*Dataset*

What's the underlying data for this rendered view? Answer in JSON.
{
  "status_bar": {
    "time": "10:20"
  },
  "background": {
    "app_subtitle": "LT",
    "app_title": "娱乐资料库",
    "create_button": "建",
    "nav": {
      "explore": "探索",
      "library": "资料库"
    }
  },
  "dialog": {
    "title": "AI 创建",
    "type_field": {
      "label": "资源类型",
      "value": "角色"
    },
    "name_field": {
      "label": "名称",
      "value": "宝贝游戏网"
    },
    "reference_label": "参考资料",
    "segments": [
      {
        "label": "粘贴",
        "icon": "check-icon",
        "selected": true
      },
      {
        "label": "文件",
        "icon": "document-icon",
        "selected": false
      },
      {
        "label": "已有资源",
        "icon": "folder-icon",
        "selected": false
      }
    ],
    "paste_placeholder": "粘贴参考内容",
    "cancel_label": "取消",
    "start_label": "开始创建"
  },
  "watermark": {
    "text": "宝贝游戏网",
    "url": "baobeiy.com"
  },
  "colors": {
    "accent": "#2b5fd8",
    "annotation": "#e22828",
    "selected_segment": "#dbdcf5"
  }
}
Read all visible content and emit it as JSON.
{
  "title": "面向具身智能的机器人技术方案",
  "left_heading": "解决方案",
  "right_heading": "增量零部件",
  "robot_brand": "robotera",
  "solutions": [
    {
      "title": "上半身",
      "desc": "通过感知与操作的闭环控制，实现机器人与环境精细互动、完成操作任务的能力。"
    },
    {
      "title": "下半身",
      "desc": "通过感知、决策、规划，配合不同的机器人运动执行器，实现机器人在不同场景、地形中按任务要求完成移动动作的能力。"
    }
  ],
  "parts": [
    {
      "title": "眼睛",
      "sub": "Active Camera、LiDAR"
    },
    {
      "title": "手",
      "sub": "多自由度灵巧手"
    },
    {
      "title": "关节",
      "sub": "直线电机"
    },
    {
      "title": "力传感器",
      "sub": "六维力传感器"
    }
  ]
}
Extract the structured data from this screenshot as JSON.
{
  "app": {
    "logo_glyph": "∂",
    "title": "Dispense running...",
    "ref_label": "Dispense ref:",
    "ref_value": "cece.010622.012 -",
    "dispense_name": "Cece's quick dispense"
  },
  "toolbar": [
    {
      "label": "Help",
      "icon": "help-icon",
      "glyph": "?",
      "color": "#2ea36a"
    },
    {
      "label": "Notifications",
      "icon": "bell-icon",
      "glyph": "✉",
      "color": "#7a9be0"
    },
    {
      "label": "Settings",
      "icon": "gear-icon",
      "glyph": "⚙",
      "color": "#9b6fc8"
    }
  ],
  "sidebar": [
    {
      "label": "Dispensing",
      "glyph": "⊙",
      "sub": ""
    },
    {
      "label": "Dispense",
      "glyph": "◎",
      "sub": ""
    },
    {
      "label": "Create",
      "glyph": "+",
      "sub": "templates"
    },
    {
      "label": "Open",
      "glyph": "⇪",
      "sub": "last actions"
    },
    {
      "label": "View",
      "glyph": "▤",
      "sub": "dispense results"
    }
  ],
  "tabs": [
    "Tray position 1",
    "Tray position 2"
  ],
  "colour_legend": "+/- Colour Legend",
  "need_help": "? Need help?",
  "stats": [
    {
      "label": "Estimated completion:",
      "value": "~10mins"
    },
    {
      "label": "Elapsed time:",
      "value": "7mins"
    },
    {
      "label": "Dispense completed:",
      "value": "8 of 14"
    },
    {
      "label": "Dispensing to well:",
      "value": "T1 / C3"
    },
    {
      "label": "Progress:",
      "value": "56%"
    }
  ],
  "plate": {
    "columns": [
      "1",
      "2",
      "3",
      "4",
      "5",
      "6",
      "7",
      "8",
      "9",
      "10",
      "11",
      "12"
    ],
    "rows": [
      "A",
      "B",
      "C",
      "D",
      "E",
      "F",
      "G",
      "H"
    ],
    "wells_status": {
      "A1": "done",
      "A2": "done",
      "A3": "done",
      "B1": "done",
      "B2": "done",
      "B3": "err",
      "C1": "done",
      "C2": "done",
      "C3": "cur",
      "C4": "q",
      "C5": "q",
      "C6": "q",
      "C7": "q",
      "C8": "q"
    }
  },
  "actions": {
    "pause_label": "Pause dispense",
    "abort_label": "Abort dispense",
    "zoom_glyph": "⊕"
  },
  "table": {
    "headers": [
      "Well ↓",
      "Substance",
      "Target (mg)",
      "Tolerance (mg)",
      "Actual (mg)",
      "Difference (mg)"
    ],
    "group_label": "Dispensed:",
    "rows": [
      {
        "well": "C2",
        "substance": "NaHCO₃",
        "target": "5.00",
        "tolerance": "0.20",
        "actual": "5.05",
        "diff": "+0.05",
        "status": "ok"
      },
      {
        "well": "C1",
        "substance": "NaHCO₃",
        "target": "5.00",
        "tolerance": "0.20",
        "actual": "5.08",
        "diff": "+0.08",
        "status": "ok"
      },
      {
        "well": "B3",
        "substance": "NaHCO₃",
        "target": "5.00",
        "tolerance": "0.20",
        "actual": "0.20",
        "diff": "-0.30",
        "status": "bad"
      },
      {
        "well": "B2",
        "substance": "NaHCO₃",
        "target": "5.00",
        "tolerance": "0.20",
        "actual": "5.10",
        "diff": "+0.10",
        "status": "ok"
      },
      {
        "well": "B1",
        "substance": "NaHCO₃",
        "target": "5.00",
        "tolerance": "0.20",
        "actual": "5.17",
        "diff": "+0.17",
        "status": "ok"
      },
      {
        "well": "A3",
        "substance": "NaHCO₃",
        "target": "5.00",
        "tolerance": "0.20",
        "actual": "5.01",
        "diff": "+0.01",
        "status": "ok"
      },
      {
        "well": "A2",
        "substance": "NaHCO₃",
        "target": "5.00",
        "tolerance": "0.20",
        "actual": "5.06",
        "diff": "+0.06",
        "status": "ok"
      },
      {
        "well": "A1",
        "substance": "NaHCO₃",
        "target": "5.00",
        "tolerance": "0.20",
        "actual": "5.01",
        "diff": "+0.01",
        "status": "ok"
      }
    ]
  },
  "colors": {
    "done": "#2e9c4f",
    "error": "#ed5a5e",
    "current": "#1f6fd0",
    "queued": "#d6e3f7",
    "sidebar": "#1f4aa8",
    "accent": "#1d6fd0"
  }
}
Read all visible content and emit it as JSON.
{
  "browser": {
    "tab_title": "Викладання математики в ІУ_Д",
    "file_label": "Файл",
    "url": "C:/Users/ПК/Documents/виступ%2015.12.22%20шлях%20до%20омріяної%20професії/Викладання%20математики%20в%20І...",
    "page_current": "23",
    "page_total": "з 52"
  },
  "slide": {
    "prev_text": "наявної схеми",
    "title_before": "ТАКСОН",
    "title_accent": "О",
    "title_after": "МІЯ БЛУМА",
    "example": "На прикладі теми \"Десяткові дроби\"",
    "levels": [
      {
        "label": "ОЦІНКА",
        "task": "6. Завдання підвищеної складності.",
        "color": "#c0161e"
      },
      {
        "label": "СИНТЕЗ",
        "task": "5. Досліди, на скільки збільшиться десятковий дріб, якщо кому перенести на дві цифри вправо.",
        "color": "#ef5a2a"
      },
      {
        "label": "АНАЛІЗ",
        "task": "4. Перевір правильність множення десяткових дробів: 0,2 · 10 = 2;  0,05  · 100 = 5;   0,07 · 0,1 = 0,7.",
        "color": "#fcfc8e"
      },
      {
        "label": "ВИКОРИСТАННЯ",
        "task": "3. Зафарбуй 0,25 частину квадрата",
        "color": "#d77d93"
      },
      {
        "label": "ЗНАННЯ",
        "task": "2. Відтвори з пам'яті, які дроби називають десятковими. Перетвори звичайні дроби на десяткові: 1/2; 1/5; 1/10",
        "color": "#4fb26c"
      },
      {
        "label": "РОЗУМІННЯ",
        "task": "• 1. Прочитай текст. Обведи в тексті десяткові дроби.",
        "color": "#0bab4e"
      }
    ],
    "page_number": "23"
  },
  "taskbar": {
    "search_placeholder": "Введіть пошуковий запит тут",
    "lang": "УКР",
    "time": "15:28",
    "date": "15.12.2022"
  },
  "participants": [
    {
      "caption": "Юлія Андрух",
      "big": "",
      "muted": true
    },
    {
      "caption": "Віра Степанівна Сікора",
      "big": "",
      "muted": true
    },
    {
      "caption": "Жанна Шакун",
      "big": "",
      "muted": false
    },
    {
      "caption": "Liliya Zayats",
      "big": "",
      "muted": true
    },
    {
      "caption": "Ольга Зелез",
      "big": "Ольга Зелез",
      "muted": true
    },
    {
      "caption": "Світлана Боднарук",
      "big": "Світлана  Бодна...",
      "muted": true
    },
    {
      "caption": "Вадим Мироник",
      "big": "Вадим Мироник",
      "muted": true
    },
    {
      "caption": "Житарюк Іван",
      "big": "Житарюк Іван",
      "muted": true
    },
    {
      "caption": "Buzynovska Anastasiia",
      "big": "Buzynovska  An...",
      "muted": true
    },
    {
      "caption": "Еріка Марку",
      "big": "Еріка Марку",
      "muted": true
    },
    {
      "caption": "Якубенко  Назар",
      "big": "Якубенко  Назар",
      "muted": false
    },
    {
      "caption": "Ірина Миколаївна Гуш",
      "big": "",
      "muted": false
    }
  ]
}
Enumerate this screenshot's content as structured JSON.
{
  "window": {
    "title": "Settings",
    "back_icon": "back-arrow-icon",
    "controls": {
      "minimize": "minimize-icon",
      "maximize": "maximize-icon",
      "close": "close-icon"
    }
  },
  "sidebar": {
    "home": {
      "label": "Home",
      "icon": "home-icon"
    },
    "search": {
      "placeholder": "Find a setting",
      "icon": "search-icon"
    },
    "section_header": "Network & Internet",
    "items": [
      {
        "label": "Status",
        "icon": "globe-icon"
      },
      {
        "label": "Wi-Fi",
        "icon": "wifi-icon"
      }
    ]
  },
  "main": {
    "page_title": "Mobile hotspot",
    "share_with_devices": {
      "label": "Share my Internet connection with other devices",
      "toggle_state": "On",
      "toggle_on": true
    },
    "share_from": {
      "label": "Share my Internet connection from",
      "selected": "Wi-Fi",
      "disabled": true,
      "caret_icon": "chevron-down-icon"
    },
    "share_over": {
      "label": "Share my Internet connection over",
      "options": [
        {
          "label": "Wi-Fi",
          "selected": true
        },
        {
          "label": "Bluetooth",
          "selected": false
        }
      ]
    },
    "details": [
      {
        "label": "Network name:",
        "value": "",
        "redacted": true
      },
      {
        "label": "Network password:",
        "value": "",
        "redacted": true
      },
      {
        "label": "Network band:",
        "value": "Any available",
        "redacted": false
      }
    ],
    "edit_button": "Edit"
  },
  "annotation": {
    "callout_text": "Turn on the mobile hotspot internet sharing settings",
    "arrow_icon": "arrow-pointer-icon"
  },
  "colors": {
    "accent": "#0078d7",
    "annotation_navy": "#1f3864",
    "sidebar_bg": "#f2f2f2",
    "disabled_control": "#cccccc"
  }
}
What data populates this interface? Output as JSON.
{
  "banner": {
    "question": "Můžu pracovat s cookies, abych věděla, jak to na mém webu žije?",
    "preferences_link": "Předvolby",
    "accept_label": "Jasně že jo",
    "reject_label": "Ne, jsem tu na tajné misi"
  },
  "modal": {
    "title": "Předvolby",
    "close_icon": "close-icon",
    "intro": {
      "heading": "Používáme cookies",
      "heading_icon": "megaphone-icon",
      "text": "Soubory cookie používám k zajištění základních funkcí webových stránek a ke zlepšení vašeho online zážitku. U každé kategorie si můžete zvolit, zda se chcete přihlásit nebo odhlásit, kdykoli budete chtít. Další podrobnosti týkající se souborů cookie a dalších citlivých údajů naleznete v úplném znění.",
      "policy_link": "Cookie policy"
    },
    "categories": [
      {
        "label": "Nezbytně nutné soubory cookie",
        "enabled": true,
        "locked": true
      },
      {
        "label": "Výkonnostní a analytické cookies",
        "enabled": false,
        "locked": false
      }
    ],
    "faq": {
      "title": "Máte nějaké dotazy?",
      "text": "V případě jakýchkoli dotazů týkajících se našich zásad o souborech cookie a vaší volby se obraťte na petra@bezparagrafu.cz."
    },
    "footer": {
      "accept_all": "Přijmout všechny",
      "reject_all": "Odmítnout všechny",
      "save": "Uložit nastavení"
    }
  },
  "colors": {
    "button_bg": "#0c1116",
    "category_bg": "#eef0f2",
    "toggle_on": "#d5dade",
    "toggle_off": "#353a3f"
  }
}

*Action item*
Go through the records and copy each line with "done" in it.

*Answer box*
      "A1": "done",
      "A2": "done",
      "A3": "done",
      "B1": "done",
      "B2": "done",
      "C1": "done",
      "C2": "done",
    "done": "#2e9c4f",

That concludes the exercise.